# Instructions for the task
Type out all the records again exactly.

[App and web page records]

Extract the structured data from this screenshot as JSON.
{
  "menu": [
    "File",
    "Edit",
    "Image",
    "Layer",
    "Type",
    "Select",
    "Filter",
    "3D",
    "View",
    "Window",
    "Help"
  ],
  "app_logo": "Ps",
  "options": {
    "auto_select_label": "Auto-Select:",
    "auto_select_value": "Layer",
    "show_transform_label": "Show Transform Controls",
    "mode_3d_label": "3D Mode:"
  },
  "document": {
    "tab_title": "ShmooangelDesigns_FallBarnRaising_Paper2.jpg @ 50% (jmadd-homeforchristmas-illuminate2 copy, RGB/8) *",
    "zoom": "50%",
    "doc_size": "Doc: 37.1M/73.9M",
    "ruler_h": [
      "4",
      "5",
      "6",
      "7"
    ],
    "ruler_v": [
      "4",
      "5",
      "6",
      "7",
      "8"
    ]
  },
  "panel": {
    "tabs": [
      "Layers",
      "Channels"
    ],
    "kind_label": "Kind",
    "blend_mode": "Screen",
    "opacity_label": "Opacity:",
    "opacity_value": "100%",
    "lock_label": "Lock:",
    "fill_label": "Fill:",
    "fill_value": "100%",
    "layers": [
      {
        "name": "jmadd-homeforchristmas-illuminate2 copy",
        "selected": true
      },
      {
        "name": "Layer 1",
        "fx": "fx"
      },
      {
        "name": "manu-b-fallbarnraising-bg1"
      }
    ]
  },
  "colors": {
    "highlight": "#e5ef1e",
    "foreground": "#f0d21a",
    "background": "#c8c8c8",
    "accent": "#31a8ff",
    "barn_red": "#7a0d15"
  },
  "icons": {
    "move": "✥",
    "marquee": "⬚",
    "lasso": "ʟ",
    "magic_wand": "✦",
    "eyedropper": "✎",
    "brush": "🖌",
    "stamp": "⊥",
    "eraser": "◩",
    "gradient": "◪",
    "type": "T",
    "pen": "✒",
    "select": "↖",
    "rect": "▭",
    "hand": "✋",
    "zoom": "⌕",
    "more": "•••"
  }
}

# Answer box
Extract the structured data from this screenshot as JSON.
{
  "menu": [
    "File",
    "Edit",
    "Image",
    "Layer",
    "Type",
    "Select",
    "Filter",
    "3D",
    "View",
    "Window",
    "Help"
  ],
  "app_logo": "Ps",
  "options": {
    "auto_select_label": "Auto-Select:",
    "auto_select_value": "Layer",
    "show_transform_label": "Show Transform Controls",
    "mode_3d_label": "3D Mode:"
  },
  "document": {
    "tab_title": "ShmooangelDesigns_FallBarnRaising_Paper2.jpg @ 50% (jmadd-homeforchristmas-illuminate2 copy, RGB/8) *",
    "zoom": "50%",
    "doc_size": "Doc: 37.1M/73.9M",
    "ruler_h": [
      "4",
      "5",
      "6",
      "7"
    ],
    "ruler_v": [
      "4",
      "5",
      "6",
      "7",
      "8"
    ]
  },
  "panel": {
    "tabs": [
      "Layers",
      "Channels"
    ],
    "kind_label": "Kind",
    "blend_mode": "Screen",
    "opacity_label": "Opacity:",
    "opacity_value": "100%",
    "lock_label": "Lock:",
    "fill_label": "Fill:",
    "fill_value": "100%",
    "layers": [
      {
        "name": "jmadd-homeforchristmas-illuminate2 copy",
        "selected": true
      },
      {
        "name": "Layer 1",
        "fx": "fx"
      },
      {
        "name": "manu-b-fallbarnraising-bg1"
      }
    ]
  },
  "colors": {
    "highlight": "#e5ef1e",
    "foreground": "#f0d21a",
    "background": "#c8c8c8",
    "accent": "#31a8ff",
    "barn_red": "#7a0d15"
  },
  "icons": {
    "move": "✥",
    "marquee": "⬚",
    "lasso": "ʟ",
    "magic_wand": "✦",
    "eyedropper": "✎",
    "brush": "🖌",
    "stamp": "⊥",
    "eraser": "◩",
    "gradient": "◪",
    "type": "T",
    "pen": "✒",
    "select": "↖",
    "rect": "▭",
    "hand": "✋",
    "zoom": "⌕",
    "more": "•••"
  }
}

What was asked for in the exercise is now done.